advertisement

Name: ___________________ Date: _______________ Page: ______ Volume and Density Lab Low Density = parts are farther apart High Density = parts are close together Background: Density is a measure of how much mass there is in a certain volume of a substance. In other words, density is how tightly packed the particles are that make up solids, liquids, and gases. The closer the particles are, the more density an object has. If you know the mass and volume of an object, you can calculate its density. Look at the example below. Classroom #1 Classroom #2 Classroom #1 has a larger number of students (mass) in the same amount of space (volume) as classroom #2. Classroom #1 has a larger density of students since they are more tightly packed into their room compared to room #2. Objective/Purpose: Formulas: Materials: To determine if air has mass. To examine the relationship between mass, volume, & density. Volume of cylinder: πr2h graduated cylinder beaker digital scale calculator Volume of cube: Density: lwh mass ÷ volume 2 pennies (stacked) 1 marble 1 die 1 plastic prism Part A: Determining density mathematically. You will be calculating the density of a prism, a die, 2 pennies, and a marble using a formula. What does ‘density’ mean?

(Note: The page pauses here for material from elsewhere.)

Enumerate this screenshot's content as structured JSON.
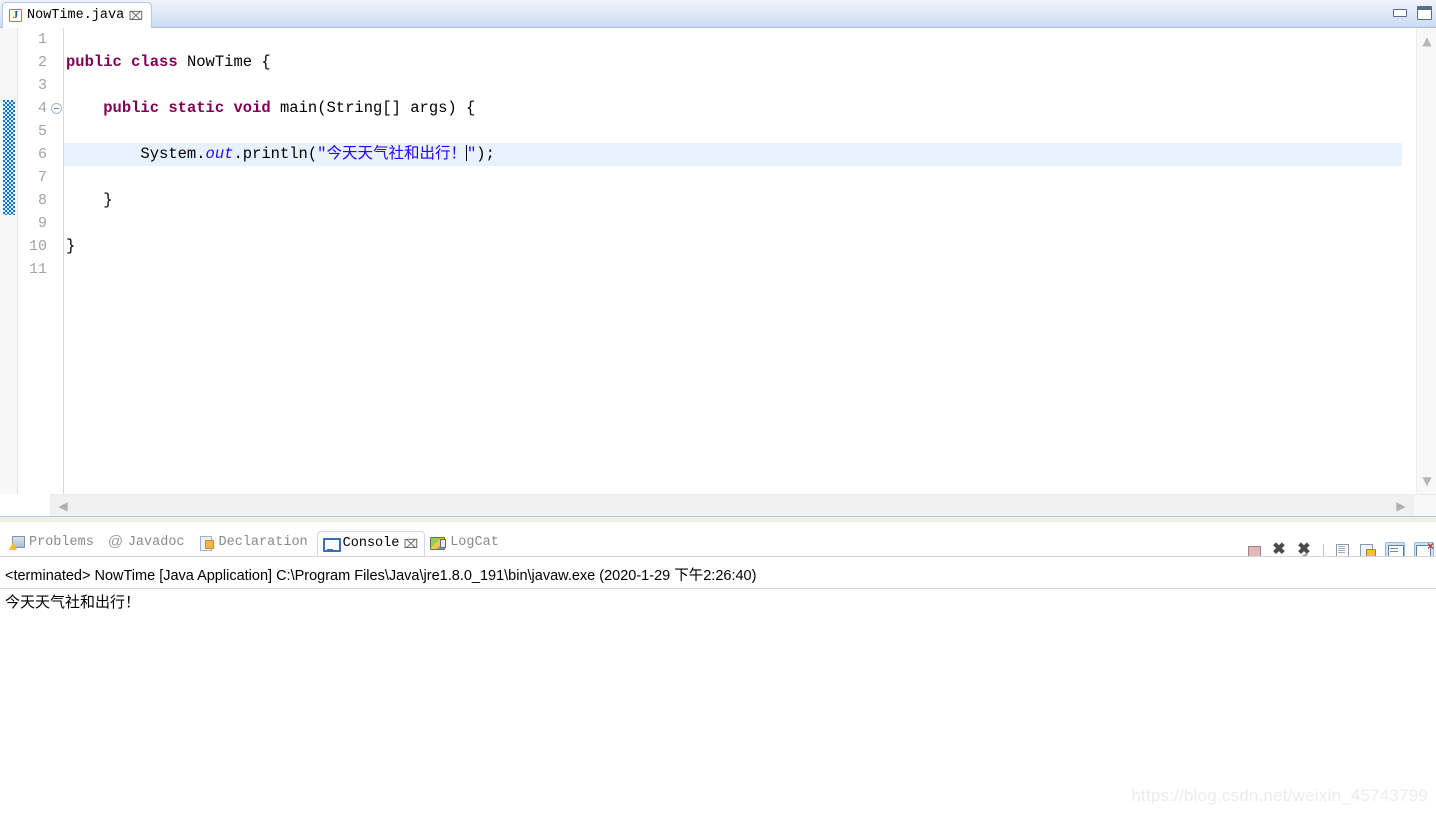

Predict which object (prism, die, 2 pennies, marble) you think will be the most dense. __________ Provide a quick explanation for why you chose the item you did. Use the digital scales to determine the mass of each of the given items (plastic prism, die, pennies, and marble). Input the values in the chart. Use the given mathematical formulas to determine the volume of the prism and die. Input the values in the chart. Use the density formula to determine the mathematical density for each of the given items. If you did not predict the correct item with the highest density, what did you learn? If you did predict the correct item with the highest density, try to think of an everyday item in the classroom that would be even more dense. __________ Part A: Mass Volume Density Plastic prism Dice Pennies Marble Part B: Determining the density experimentally. You will use an experiment to find the density of objects and compare to your results in part A. This method is used to find volume when objects are hard to measure with rulers. Add 500mL of water to the beaker. Add the plastic prism and measure the new volume. If the prism wants to float, hold it down enough to cover the prism with water but not dipping your finger into the water. Record the new volume in the appropriate place on the chart. Subtract 500mL from the new volume to determine the volume of the prism. Remove the prism from the beaker. Add 25 mL to the graduated cylinder. Add the marble to the cylinder and find the new volume. Record the volume in the chart. Remove the marble from the graduated cylinder and make sure there is still 25 mL of water left. Repeat steps 7-9 with the pennies and dice. Use the mass determined in Part A and the experimental volume calculated in Part B to determine the experimental density. Part B: Initial volume Plastic prism Volume of cylinder + item Volume of item = (volume of cylinder + item) – initial volume Experimental Density 500 mL in beaker Dice 25mL Penny 25mL Marble 25mL Questions/Results: Answer on a separate sheet. 1. How did the experimental volumes in Part B compare to the mathematical volumes calculated in Part A? 2. How did the experimental densities in Part B compare to the mathematical densities calculated in Part A? 3. Which method for finding volume do you think is more accurate? Explain your answer. 4. In a few sentences, explain what this lab activity has to do with what we are studying in science about the air in the atmosphere. 5. What is the relationship between the density of the air and the amount of oxygen available to breathe? (Hint: As the density of air increases….) 6. Why does the density of the air increase as you get closer to Earth’s surface?